[[ Data for review, beginning ]]

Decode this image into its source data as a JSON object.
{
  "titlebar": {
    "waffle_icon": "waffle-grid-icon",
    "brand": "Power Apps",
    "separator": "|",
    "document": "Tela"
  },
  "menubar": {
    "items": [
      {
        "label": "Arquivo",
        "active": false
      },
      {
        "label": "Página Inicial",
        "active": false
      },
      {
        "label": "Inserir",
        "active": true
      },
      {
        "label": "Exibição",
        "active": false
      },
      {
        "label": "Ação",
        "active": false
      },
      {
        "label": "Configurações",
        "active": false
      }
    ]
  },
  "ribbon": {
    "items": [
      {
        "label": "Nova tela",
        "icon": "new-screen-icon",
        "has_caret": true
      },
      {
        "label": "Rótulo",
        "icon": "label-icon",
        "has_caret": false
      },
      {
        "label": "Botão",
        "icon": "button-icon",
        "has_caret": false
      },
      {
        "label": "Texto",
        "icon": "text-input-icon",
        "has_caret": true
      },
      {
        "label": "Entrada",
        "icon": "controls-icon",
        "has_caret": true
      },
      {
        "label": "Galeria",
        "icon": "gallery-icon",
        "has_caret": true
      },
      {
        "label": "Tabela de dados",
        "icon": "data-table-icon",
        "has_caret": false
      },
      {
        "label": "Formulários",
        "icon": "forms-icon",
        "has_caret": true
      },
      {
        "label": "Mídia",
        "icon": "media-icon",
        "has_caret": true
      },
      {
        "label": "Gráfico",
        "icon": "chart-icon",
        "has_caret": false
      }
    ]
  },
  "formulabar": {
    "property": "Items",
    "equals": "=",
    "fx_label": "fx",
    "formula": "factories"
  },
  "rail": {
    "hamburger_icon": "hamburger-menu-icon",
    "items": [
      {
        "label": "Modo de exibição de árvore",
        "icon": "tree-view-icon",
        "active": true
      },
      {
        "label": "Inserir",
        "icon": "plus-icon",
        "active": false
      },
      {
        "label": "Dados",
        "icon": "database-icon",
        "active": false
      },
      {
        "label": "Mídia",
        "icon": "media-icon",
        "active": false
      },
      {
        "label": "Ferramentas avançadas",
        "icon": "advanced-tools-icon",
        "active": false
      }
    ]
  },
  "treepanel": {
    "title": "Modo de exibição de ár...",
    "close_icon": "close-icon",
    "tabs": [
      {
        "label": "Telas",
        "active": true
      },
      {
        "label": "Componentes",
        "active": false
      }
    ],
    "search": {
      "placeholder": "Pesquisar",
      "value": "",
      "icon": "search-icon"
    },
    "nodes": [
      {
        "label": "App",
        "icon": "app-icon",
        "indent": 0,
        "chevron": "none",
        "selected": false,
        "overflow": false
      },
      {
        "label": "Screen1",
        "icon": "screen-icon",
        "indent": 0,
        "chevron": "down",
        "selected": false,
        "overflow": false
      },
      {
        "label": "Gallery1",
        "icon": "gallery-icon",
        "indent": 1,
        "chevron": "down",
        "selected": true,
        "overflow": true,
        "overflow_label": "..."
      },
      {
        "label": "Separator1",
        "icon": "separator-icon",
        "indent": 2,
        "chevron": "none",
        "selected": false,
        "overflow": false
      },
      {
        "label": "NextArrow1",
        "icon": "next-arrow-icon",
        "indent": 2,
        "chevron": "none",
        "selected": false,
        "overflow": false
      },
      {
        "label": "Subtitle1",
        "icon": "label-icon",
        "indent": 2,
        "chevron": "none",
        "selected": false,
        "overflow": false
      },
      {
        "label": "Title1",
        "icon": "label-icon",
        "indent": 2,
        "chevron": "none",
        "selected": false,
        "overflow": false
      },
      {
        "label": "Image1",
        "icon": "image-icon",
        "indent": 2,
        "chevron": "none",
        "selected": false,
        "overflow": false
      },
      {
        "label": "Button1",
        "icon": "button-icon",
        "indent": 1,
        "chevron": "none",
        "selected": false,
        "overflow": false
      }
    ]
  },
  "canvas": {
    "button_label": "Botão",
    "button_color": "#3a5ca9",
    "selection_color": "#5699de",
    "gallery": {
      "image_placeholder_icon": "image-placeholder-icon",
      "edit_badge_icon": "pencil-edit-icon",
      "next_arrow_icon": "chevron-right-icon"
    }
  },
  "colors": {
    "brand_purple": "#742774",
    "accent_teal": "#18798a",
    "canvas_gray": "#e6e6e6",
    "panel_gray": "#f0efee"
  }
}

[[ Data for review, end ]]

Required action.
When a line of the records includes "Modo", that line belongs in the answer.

Output for this exercise.
        "label": "Modo de exibição de árvore",
    "title": "Modo de exibição de ár...",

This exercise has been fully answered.